Consider that living matter was once thought to be fundamentally different than non-living matter. This idea was presumably discredited with the discovery of the chemical synthesis of urea (http://www.medterms.com/script/main/art.asp?articlekey=5905):
Urea is of major historical significance. It was the first organic chemical compound ever synthesized. The German chemist Friedrich WÃƒÂ¶hler in 1828 attempted to make ammonium cyanate from silver cyanide and ammonium chloride and, in the process, accidentally made urea. WÃƒÂ¶hler wrote his mentor JÃƒÂ¶ns Berzelius, “I must tell you that I can make urea without the use of kidneys, either man or dog. Ammonium cyanate is urea.”
This pioneering experiment disproved the theory of vitalism, the concept that organic chemicals could only be modified chemically, but that living plants or animals were needed to produce them.
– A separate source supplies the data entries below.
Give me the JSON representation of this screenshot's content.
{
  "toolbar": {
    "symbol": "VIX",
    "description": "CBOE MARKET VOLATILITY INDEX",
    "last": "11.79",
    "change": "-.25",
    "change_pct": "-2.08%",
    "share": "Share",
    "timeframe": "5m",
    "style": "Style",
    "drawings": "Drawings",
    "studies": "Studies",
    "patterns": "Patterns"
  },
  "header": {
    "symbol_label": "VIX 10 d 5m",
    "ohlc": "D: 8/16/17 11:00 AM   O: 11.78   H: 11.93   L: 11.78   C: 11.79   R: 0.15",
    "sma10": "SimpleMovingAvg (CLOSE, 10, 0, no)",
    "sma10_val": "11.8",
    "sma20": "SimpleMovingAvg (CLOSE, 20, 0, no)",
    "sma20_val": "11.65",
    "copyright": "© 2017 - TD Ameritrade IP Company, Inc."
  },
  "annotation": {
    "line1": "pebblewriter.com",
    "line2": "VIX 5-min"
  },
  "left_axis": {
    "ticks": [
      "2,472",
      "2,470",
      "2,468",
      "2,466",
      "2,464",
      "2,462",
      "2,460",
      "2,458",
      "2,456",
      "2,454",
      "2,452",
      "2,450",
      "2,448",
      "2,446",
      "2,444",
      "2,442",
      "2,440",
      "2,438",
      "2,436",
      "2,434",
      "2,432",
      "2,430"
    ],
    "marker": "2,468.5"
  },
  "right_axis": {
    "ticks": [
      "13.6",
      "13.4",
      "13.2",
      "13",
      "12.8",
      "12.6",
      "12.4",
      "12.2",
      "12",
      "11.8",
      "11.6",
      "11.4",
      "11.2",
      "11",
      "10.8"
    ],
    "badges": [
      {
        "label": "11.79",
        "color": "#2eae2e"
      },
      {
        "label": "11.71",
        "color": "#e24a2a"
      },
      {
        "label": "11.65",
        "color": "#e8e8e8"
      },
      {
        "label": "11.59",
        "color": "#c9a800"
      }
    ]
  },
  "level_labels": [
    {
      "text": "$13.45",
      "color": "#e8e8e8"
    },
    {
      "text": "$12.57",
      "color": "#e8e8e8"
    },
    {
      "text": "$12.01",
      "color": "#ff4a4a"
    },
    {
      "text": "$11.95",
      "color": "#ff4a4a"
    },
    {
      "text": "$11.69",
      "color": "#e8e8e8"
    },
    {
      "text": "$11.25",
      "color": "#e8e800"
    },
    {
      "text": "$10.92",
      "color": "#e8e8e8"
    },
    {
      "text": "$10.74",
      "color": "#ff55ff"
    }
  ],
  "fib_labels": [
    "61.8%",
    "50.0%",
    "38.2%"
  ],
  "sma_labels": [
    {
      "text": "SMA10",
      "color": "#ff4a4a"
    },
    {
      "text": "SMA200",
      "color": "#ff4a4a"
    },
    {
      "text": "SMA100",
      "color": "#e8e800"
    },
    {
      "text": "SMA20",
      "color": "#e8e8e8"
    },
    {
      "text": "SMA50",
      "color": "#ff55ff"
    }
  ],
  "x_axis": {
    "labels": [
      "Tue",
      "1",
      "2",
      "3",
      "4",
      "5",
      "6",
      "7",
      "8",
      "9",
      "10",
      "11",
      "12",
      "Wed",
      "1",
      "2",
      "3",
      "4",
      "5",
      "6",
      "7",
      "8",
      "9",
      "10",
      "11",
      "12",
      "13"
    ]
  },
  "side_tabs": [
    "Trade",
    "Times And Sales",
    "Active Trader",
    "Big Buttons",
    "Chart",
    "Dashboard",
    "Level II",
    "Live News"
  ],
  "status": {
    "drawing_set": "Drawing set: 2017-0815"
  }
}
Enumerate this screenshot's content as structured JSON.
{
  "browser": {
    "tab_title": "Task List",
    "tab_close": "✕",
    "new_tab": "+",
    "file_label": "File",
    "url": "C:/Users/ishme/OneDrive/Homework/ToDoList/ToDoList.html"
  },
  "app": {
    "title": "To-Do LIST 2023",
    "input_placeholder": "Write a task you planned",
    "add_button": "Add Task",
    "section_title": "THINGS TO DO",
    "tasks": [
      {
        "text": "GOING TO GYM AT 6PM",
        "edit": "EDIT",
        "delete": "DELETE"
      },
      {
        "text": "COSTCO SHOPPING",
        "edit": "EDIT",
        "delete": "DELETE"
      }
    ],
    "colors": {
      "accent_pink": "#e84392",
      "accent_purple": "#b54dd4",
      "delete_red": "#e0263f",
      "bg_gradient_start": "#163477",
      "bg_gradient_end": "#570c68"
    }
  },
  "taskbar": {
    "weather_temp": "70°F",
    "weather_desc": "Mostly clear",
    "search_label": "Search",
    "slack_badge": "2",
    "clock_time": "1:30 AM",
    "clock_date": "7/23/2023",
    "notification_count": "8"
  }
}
Yes, some chemicals produced by living systems can be synthesized and modified with purely deterministic chemical processes. But then an unexpected discovery was made.
Functional biological proteins are chemicals, but they cannot be synthesized or modified with purely deterministic chemical processes, and they cannot perform their biologically relevant functions except within a carefully controlled and regulated environment. Information, and an information processing system are required to produce them and coordinate their activities.
It turns out that the vitalists were right in a sense. Living matter is fundamentally different than non-living matter. Living matter requires information.